Pashmina refers to a specific type of wool that is produced from the fur of the pashmina goat indigenous to the Himalaya Mountains. The name pashmina is derived from the Persian word, pashm, for wool.

Products made from pashmina wool demand a high price, and are desirable for their fine texture, warmth and softness. Though many products are made from pashmina; shawls, wraps and scarves are by far the most popular. This is due both to fashion trends as well as the expense of pashmina wool. It takes far less wool to create a scarf than it does to create a full sweater; though this is not to say that pashmina clothing does not exist. A popular product made from pashmina wool is an extra wide scarf that can be bunched together to be worn around the neck, or unbunched for use as a shawl or sarong. This scarf is often referred to as a pashmina due to the material of its construction.

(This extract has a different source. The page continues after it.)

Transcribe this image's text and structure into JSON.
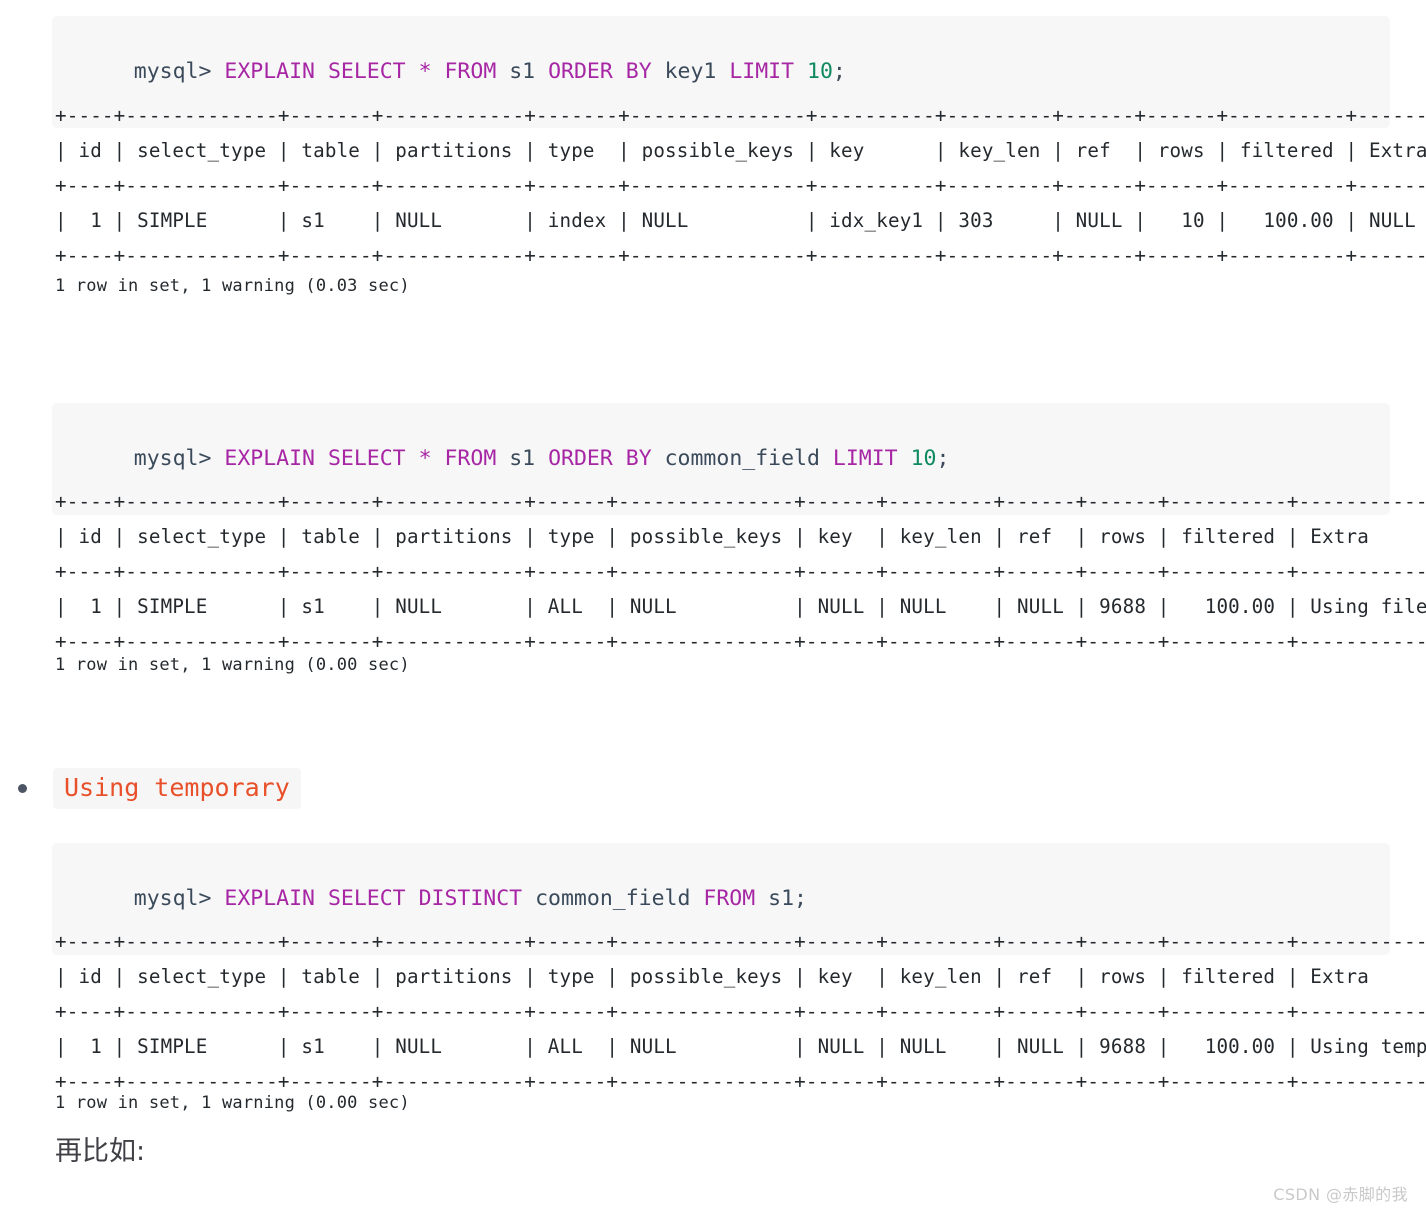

Pashmina products can be purchased with varying degrees of pashmina wool content. 100% pashmina wool is very delicate and more like a gauze than a proper wool thread, so to increase strength and reduce costs manufactures often blend silk and other wools with pashmina to create a fiber that is more durable and less expensive. Due to the prohibitive cost of 100% pashmina wool products, blended items are most commonly found in department stores; though specialty shops and upscale boutiques readily sell pure pashmina items.

Pashmina wool usage can be dated back to the first people indigenous to the Himalayas; and the first incidence of the now ubiquitous pashmina shawl can be dated through written records to the third century BC. Though this early usage of pashmina can most likely be attributed more to the regional availability of the wool rather than the desirable characteristics specific to pashmina wool. Today pashmina goats are raised commercially to meet the demand for pashmina wool. There is no distinction between the wool gathered from goats in the Himalayas and goats raised in Mongolia where the most successful commercial pashmina farms can be found.